The lure of quick money – $1 million in just 30 days – was enough to attract investors from Germany, Britain and the Bahamas.
It was a promise, they later learned, that would turn them into victims.
Michael K. Martin, one of the men accused of bilking the investors, was arraigned Monday in Buffalo federal court on 34 charges of wire fraud. He entered a plea of not guilty.
Martin, 57, of Virginia Beach, Va., is accused of conspiring with others as part of a bank account scheme that promised $1 million in 30 days to investors who made $100,0000 deposits into an escrow account.
In reality, according to the FBI, the deposits were pocketed by Martin, Christopher Venti and others involved in the conspiracy. Venti, 47, of Hamburg, pleaded guilty to wire fraud and tax evasion last year.
Martin, who waived his court appearance Monday, was initially charged with defrauding one investor.
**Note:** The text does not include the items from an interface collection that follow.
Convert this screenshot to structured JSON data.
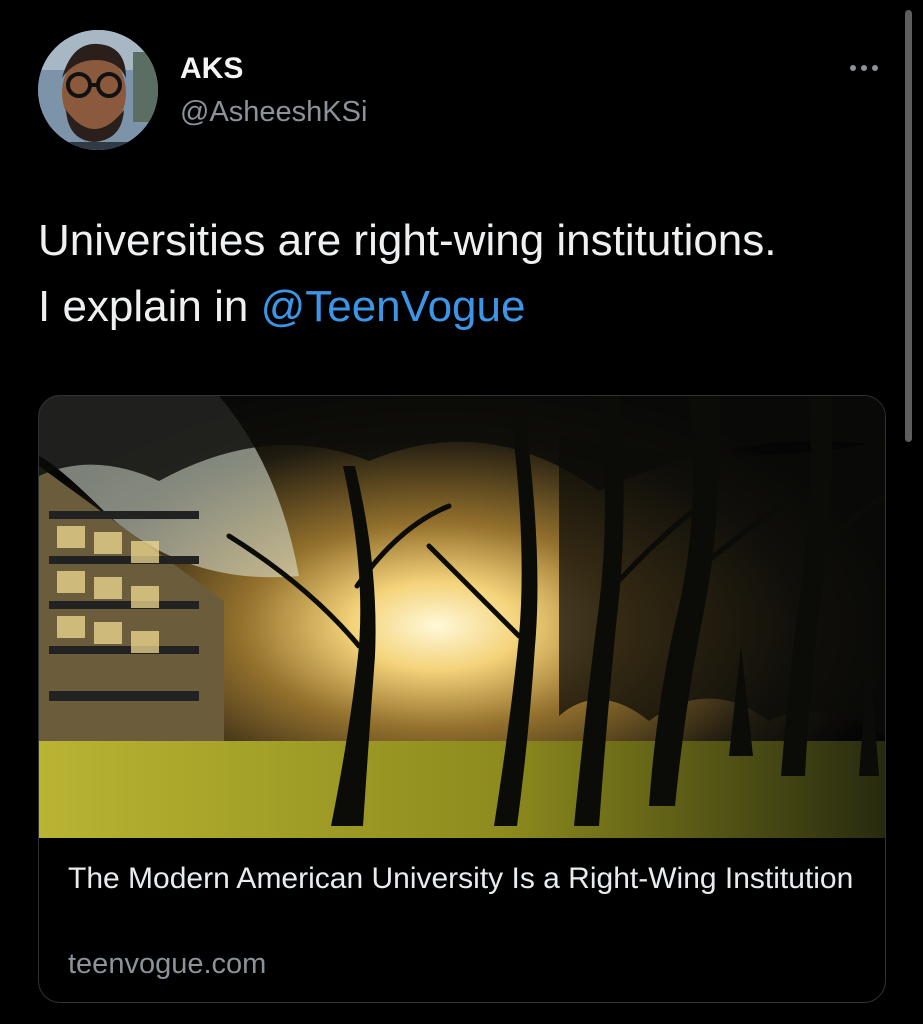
{
  "author": {
    "display_name": "AKS",
    "handle": "@AsheeshKSi"
  },
  "tweet": {
    "text_line1": "Universities are right-wing institutions.",
    "text_line2_prefix": "I explain in ",
    "mention": "@TeenVogue"
  },
  "link_card": {
    "title": "The Modern American University Is a Right-Wing Institution",
    "domain": "teenvogue.com"
  },
  "colors": {
    "background": "#000000",
    "link": "#3d95e8",
    "muted_text": "#8b9299",
    "card_border": "#2f3336"
  },
  "icons": {
    "more": "more-horizontal-icon"
  }
}
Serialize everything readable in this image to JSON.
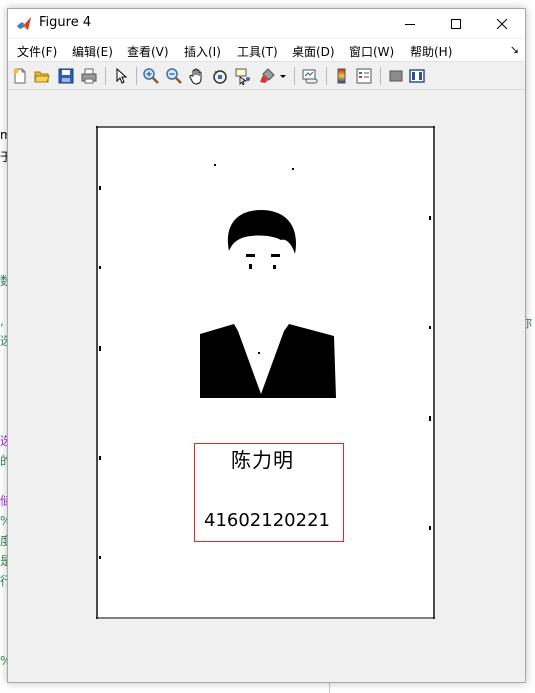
{
  "window": {
    "title": "Figure 4"
  },
  "menu": [
    "文件(F)",
    "编辑(E)",
    "查看(V)",
    "插入(I)",
    "工具(T)",
    "桌面(D)",
    "窗口(W)",
    "帮助(H)"
  ],
  "toolbar": {
    "icons": [
      "new-figure-icon",
      "open-icon",
      "save-icon",
      "print-icon",
      "pointer-icon",
      "zoom-in-icon",
      "zoom-out-icon",
      "pan-icon",
      "rotate-3d-icon",
      "data-cursor-icon",
      "brush-icon",
      "link-plot-icon",
      "colorbar-icon",
      "legend-icon",
      "hide-plot-tools-icon",
      "show-plot-tools-icon"
    ]
  },
  "figure": {
    "name_text": "陈力明",
    "number_text": "41602120221",
    "box_color": "#e0292f"
  },
  "background": {
    "left_fragments": [
      "m",
      "于",
      "数",
      ",",
      "选",
      "选",
      "的",
      "储",
      "%",
      "度",
      "是",
      "行",
      "%"
    ],
    "right_fragment": "你"
  }
}
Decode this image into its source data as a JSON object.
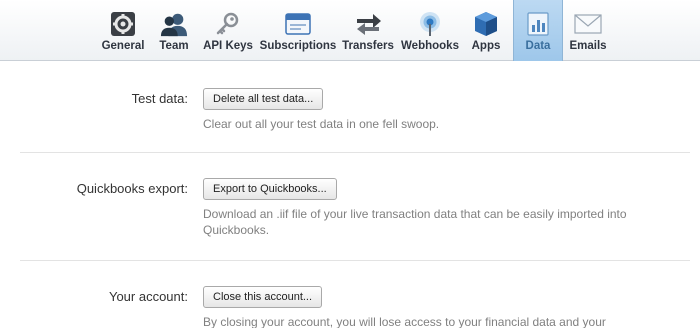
{
  "tabs": [
    {
      "label": "General",
      "icon": "general-gear-icon"
    },
    {
      "label": "Team",
      "icon": "team-people-icon"
    },
    {
      "label": "API Keys",
      "icon": "key-icon"
    },
    {
      "label": "Subscriptions",
      "icon": "subscriptions-window-icon"
    },
    {
      "label": "Transfers",
      "icon": "transfers-arrows-icon"
    },
    {
      "label": "Webhooks",
      "icon": "webhooks-broadcast-icon"
    },
    {
      "label": "Apps",
      "icon": "apps-cube-icon"
    },
    {
      "label": "Data",
      "icon": "data-chart-icon",
      "active": true
    },
    {
      "label": "Emails",
      "icon": "email-envelope-icon"
    }
  ],
  "sections": {
    "test_data": {
      "label": "Test data:",
      "button": "Delete all test data...",
      "description": "Clear out all your test data in one fell swoop."
    },
    "quickbooks": {
      "label": "Quickbooks export:",
      "button": "Export to Quickbooks...",
      "description": "Download an .iif file of your live transaction data that can be easily imported into Quickbooks."
    },
    "account": {
      "label": "Your account:",
      "button": "Close this account...",
      "description": "By closing your account, you will lose access to your financial data and your"
    }
  },
  "colors": {
    "active_tab": "#a9cdee",
    "label_text": "#333333",
    "description_text": "#808080"
  }
}
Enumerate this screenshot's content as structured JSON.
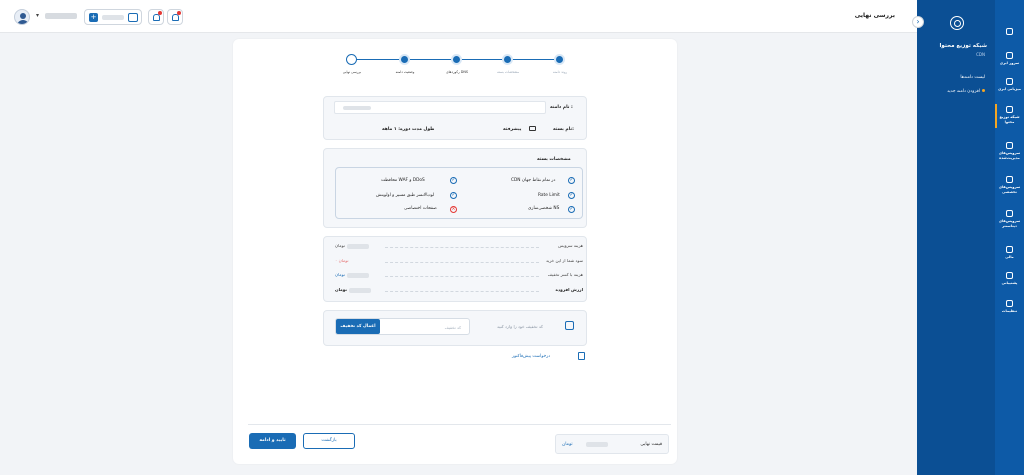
{
  "header": {
    "title": "بررسی نهایی"
  },
  "right_nav": [
    {
      "label": "",
      "icon": "home-icon"
    },
    {
      "label": "سرور ابری",
      "icon": "server-icon"
    },
    {
      "label": "میزبانی ابری",
      "icon": "hosting-icon"
    },
    {
      "label": "شبکه توزیع محتوا",
      "icon": "cdn-icon"
    },
    {
      "label": "سرویس‌های مدیریت‌شده",
      "icon": "managed-icon"
    },
    {
      "label": "سرویس‌های تخصصی",
      "icon": "special-icon"
    },
    {
      "label": "سرویس‌های دیتاسنتر",
      "icon": "datacenter-icon"
    },
    {
      "label": "مالی",
      "icon": "finance-icon"
    },
    {
      "label": "پشتیبانی",
      "icon": "support-icon"
    },
    {
      "label": "تنظیمات",
      "icon": "settings-icon"
    }
  ],
  "sub_nav": {
    "title": "شبکه توزیع محتوا",
    "subtitle": "CDN",
    "links": [
      "لیست دامنه‌ها",
      "افزودن دامنه جدید"
    ]
  },
  "stepper": [
    {
      "label": "روند دامنه",
      "state": "done"
    },
    {
      "label": "مشخصات بسته",
      "state": "done"
    },
    {
      "label": "رکوردهای DNS",
      "state": "active"
    },
    {
      "label": "وضعیت دامنه",
      "state": "active"
    },
    {
      "label": "بررسی نهایی",
      "state": "inactive"
    }
  ],
  "domain": {
    "label": "نام دامنه :"
  },
  "package": {
    "name_label": "نام بسته:",
    "name_value": "پیشرفته",
    "duration_label": "طول مدت دوره: ۱ ماهه"
  },
  "features": {
    "title": "مشخصات بسته",
    "items": [
      {
        "text": "CDN در تمام نقاط جهان",
        "ok": true
      },
      {
        "text": "محافظت WAF و DDoS",
        "ok": true
      },
      {
        "text": "Rate Limit",
        "ok": true
      },
      {
        "text": "لودبالانسر طبق مسیر و اولویتش",
        "ok": true
      },
      {
        "text": "شخصی‌سازی NS",
        "ok": true
      },
      {
        "text": "صفحات اختصاصی",
        "ok": false
      }
    ]
  },
  "pricing": [
    {
      "name": "هزینه سرویس",
      "value": "تومان",
      "tone": "normal"
    },
    {
      "name": "سود شما از این خرید",
      "value": "۰ تومان",
      "tone": "red"
    },
    {
      "name": "هزینه با کسر تخفیف",
      "value": "تومان",
      "tone": "blue"
    },
    {
      "name": "ارزش افزوده",
      "value": "تومان",
      "tone": "bold"
    }
  ],
  "discount": {
    "prompt": "کد تخفیف خود را وارد کنید",
    "placeholder": "کد تخفیف",
    "apply_label": "اعمال کد تخفیف"
  },
  "invoice_link": "درخواست پیش‌فاکتور",
  "footer": {
    "final_label": "قیمت نهایی",
    "final_value": "تومان",
    "back_label": "بازگشت",
    "confirm_label": "تایید و ادامه"
  }
}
"There are now an additional five victims," Assistant U.S. Attorney MaryEllen Kresse said Monday.
Martin's arraignment before U.S. Magistrate Judge H. Kenneth Schroeder Jr. came just a year after Venti took a plea deal in which he admitted enticing investors with false promises of high-yield returns and then pocketing much of the money they gave him.
All told, Venti’s clients, many of them large institutional investors, lost more than $7 million.
In Venti's plea agreement, Kresse outlined the various schemes he used over the years and how he, on at least four occasions, stole investor funds and used them to pay personal expenses, including the mortgage on his Holiday Lane home.
Venti also admitted withdrawing $148,000 in investor funds while at three local casinos.
As part of its investigation, the government relied on an undercover FBI employee who posed as an investor and recorded two telephone conversations with the defendant.